Jocelyn Skinner says theater has been a part of her life since the beginning.
“I was born into a performing arts family. My mom owned a dance studio and my first show was when I was three or four,” said Skinner.
Since then Skinner, a Maryland native, says her love for theater has only grown.
So last year when she started looking at colleges, Skinner knew where she needed to go.
“There is no theater education major in Maryland higher education. So I knew I had to go out of state. And when someone recommended this school to me, I was like 8 hours away, why would I want to do that? But I visited and I fell in love with the campus and the feel of it,” said Skinner.
Now one year into EKUs theater program, Skinner says she’s even more in love.
“It really is a home. It’s a family. It’s not just a bunch of people doing a show together. It’s people who genuinely care about each other,” said Skinner.
But earlier this month that home came crashing down.
“I just started crying,” said Skinner.
Crying because she heard the news that the university decided to cut EKU’s theater program as a part of a campus-wide budget cut brought on by a cut in funding from the state.
“Heartbroken is my only word for it because I fell so in love, not just with the program but with this school itself,” said Skinner.
That heartbreak lead Skinner and her fellow students to hold a symbolic funeral inside the capitol rotunda.
“We decided that we wanted to have a funeral for higher education and we are doing it here, number one to have our voices heard but also to lay higher education to rest where she was killed,” said Logan Burris, a student at EKU.
“I hope that the people who are making these decisions realize who their hurting and what the impact is of their decisions,” said Skinner.
An impact Skinner says has hit her especially hard.
“Right now it is very up in the air. I know I am transferring back home to Maryland. I don’t know if I am going to stay another year at EKU or if it’s going to be next year,” said Skinner.
While she knows her theater education will continue at another school, Skinner says she’s worried her heart will still be here at EKU.
“I can’t get this feel anywhere.
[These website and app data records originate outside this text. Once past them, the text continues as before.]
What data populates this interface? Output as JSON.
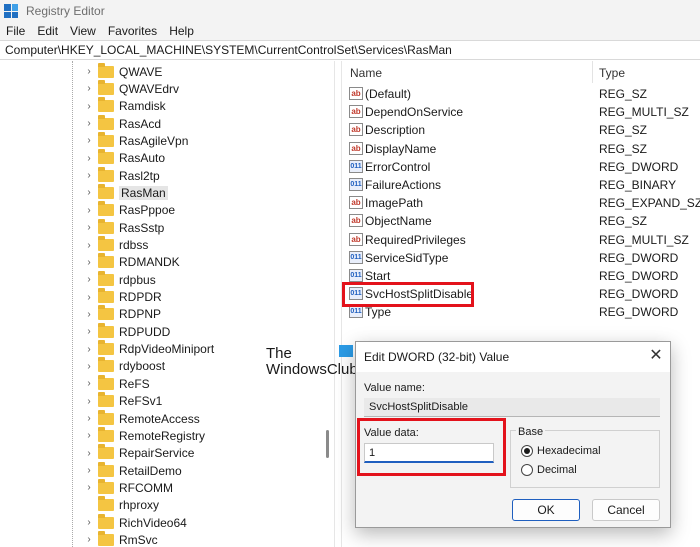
{
  "window": {
    "title": "Registry Editor"
  },
  "menu": [
    "File",
    "Edit",
    "View",
    "Favorites",
    "Help"
  ],
  "address": "Computer\\HKEY_LOCAL_MACHINE\\SYSTEM\\CurrentControlSet\\Services\\RasMan",
  "tree": {
    "selected": "RasMan",
    "items": [
      {
        "label": "QWAVE",
        "expandable": true
      },
      {
        "label": "QWAVEdrv",
        "expandable": true
      },
      {
        "label": "Ramdisk",
        "expandable": true
      },
      {
        "label": "RasAcd",
        "expandable": true
      },
      {
        "label": "RasAgileVpn",
        "expandable": true
      },
      {
        "label": "RasAuto",
        "expandable": true
      },
      {
        "label": "Rasl2tp",
        "expandable": true
      },
      {
        "label": "RasMan",
        "expandable": true
      },
      {
        "label": "RasPppoe",
        "expandable": true
      },
      {
        "label": "RasSstp",
        "expandable": true
      },
      {
        "label": "rdbss",
        "expandable": true
      },
      {
        "label": "RDMANDK",
        "expandable": true
      },
      {
        "label": "rdpbus",
        "expandable": true
      },
      {
        "label": "RDPDR",
        "expandable": true
      },
      {
        "label": "RDPNP",
        "expandable": true
      },
      {
        "label": "RDPUDD",
        "expandable": true
      },
      {
        "label": "RdpVideoMiniport",
        "expandable": true
      },
      {
        "label": "rdyboost",
        "expandable": true
      },
      {
        "label": "ReFS",
        "expandable": true
      },
      {
        "label": "ReFSv1",
        "expandable": true
      },
      {
        "label": "RemoteAccess",
        "expandable": true
      },
      {
        "label": "RemoteRegistry",
        "expandable": true
      },
      {
        "label": "RepairService",
        "expandable": true
      },
      {
        "label": "RetailDemo",
        "expandable": true
      },
      {
        "label": "RFCOMM",
        "expandable": true
      },
      {
        "label": "rhproxy",
        "expandable": false
      },
      {
        "label": "RichVideo64",
        "expandable": true
      },
      {
        "label": "RmSvc",
        "expandable": true
      }
    ]
  },
  "list": {
    "headers": {
      "name": "Name",
      "type": "Type"
    },
    "rows": [
      {
        "name": "(Default)",
        "type": "REG_SZ",
        "icon": "string-value-icon"
      },
      {
        "name": "DependOnService",
        "type": "REG_MULTI_SZ",
        "icon": "string-value-icon"
      },
      {
        "name": "Description",
        "type": "REG_SZ",
        "icon": "string-value-icon"
      },
      {
        "name": "DisplayName",
        "type": "REG_SZ",
        "icon": "string-value-icon"
      },
      {
        "name": "ErrorControl",
        "type": "REG_DWORD",
        "icon": "binary-value-icon"
      },
      {
        "name": "FailureActions",
        "type": "REG_BINARY",
        "icon": "binary-value-icon"
      },
      {
        "name": "ImagePath",
        "type": "REG_EXPAND_SZ",
        "icon": "string-value-icon"
      },
      {
        "name": "ObjectName",
        "type": "REG_SZ",
        "icon": "string-value-icon"
      },
      {
        "name": "RequiredPrivileges",
        "type": "REG_MULTI_SZ",
        "icon": "string-value-icon"
      },
      {
        "name": "ServiceSidType",
        "type": "REG_DWORD",
        "icon": "binary-value-icon"
      },
      {
        "name": "Start",
        "type": "REG_DWORD",
        "icon": "binary-value-icon"
      },
      {
        "name": "SvcHostSplitDisable",
        "type": "REG_DWORD",
        "icon": "binary-value-icon"
      },
      {
        "name": "Type",
        "type": "REG_DWORD",
        "icon": "binary-value-icon"
      }
    ]
  },
  "watermark": {
    "line1": "The",
    "line2": "WindowsClub"
  },
  "dialog": {
    "title": "Edit DWORD (32-bit) Value",
    "value_name_label": "Value name:",
    "value_name": "SvcHostSplitDisable",
    "value_data_label": "Value data:",
    "value_data": "1",
    "base_label": "Base",
    "hex_label": "Hexadecimal",
    "dec_label": "Decimal",
    "base_selected": "Hexadecimal",
    "ok_label": "OK",
    "cancel_label": "Cancel"
  },
  "colors": {
    "highlight": "#e3121b",
    "accent": "#1f5fbf",
    "folder": "#f4c542"
  }
}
This is a home. This is a family. A lot of bigger universities don’t have that as much. But this, I can tell I’m not going to get this experience anywhere else,” said Skinner.